▶ [WHAT IS NEEDED]: Please copy each line of the records below that includes the word "size".
━━━ PROVIDED DATA
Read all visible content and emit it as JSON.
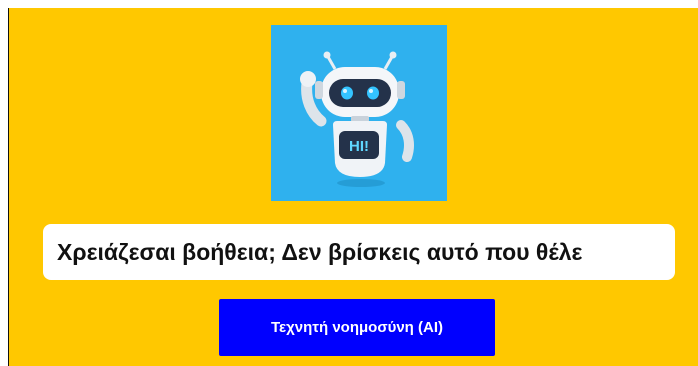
{
  "bot_image": {
    "icon": "robot-waving-icon",
    "screen_text": "HI!",
    "background_color": "#2fb1ee"
  },
  "chat": {
    "message": "Χρειάζεσαι βοήθεια; Δεν βρίσκεις αυτό που θέλε"
  },
  "actions": {
    "ai_button_label": "Τεχνητή νοημοσύνη (AI)"
  },
  "colors": {
    "page_background": "#ffc800",
    "button": "#0000ff",
    "button_text": "#ffffff"
  }
}
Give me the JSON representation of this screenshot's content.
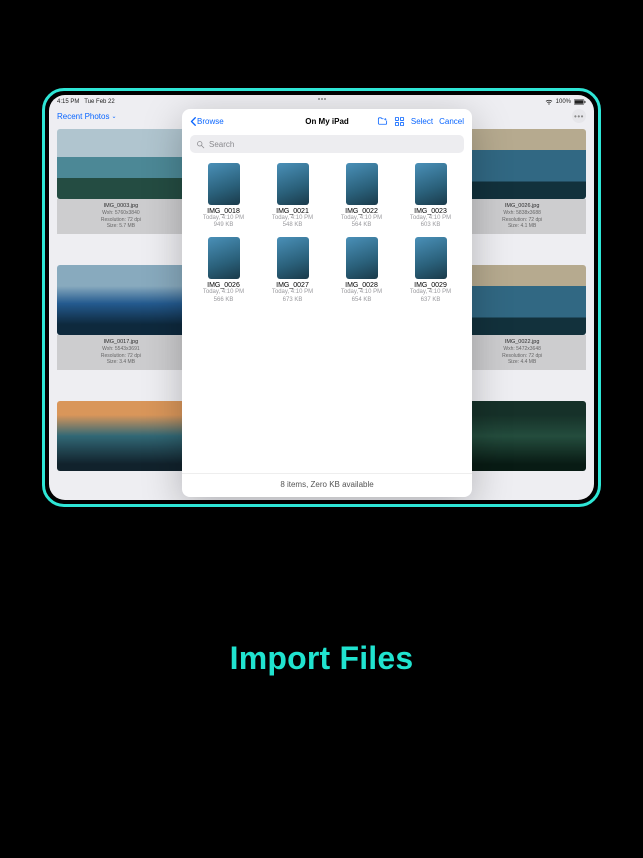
{
  "statusbar": {
    "time": "4:15 PM",
    "date": "Tue Feb 22",
    "battery": "100%"
  },
  "header": {
    "title": "Recent Photos"
  },
  "bg_cards": [
    {
      "name": "IMG_0003.jpg",
      "wxh": "Wxh: 5760x3840",
      "res": "Resolution: 72 dpi",
      "size": "Size: 5.7 MB"
    },
    {
      "name": "IMG_0026.jpg",
      "wxh": "Wxh: 5838x3688",
      "res": "Resolution: 72 dpi",
      "size": "Size: 4.1 MB"
    },
    {
      "name": "IMG_0017.jpg",
      "wxh": "Wxh: 5543x3691",
      "res": "Resolution: 72 dpi",
      "size": "Size: 3.4 MB"
    },
    {
      "name": "IMG_0022.jpg",
      "wxh": "Wxh: 5472x3648",
      "res": "Resolution: 72 dpi",
      "size": "Size: 4.4 MB"
    }
  ],
  "picker": {
    "back_label": "Browse",
    "title": "On My iPad",
    "select_label": "Select",
    "cancel_label": "Cancel",
    "search_placeholder": "Search",
    "footer": "8 items, Zero KB available",
    "files": [
      {
        "name": "IMG_0018",
        "date": "Today, 4:10 PM",
        "size": "949 KB"
      },
      {
        "name": "IMG_0021",
        "date": "Today, 4:10 PM",
        "size": "548 KB"
      },
      {
        "name": "IMG_0022",
        "date": "Today, 4:10 PM",
        "size": "564 KB"
      },
      {
        "name": "IMG_0023",
        "date": "Today, 4:10 PM",
        "size": "603 KB"
      },
      {
        "name": "IMG_0026",
        "date": "Today, 4:10 PM",
        "size": "566 KB"
      },
      {
        "name": "IMG_0027",
        "date": "Today, 4:10 PM",
        "size": "673 KB"
      },
      {
        "name": "IMG_0028",
        "date": "Today, 4:10 PM",
        "size": "654 KB"
      },
      {
        "name": "IMG_0029",
        "date": "Today, 4:10 PM",
        "size": "637 KB"
      }
    ]
  },
  "headline": "Import Files"
}
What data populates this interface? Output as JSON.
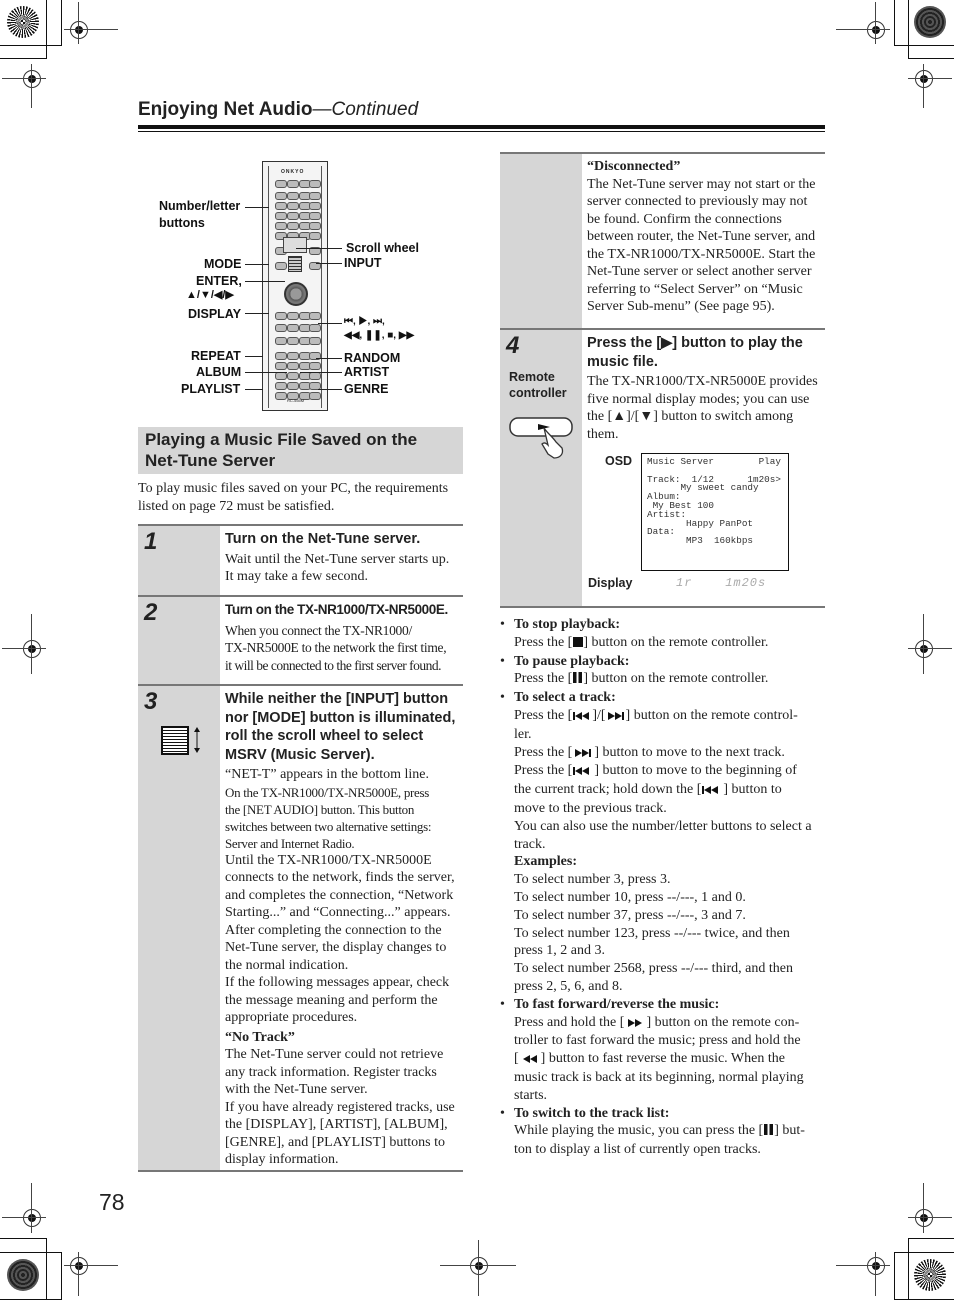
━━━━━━
▶ [TASK RESPONSE]:
      "size": "Size: 5.7 MB"
      "size": "Size: 4.1 MB"
      "size": "Size: 3.4 MB"
      "size": "Size: 4.4 MB"
        "size": "949 KB"
        "size": "548 KB"
        "size": "564 KB"
        "size": "603 KB"
        "size": "566 KB"
        "size": "673 KB"
        "size": "654 KB"
        "size": "637 KB"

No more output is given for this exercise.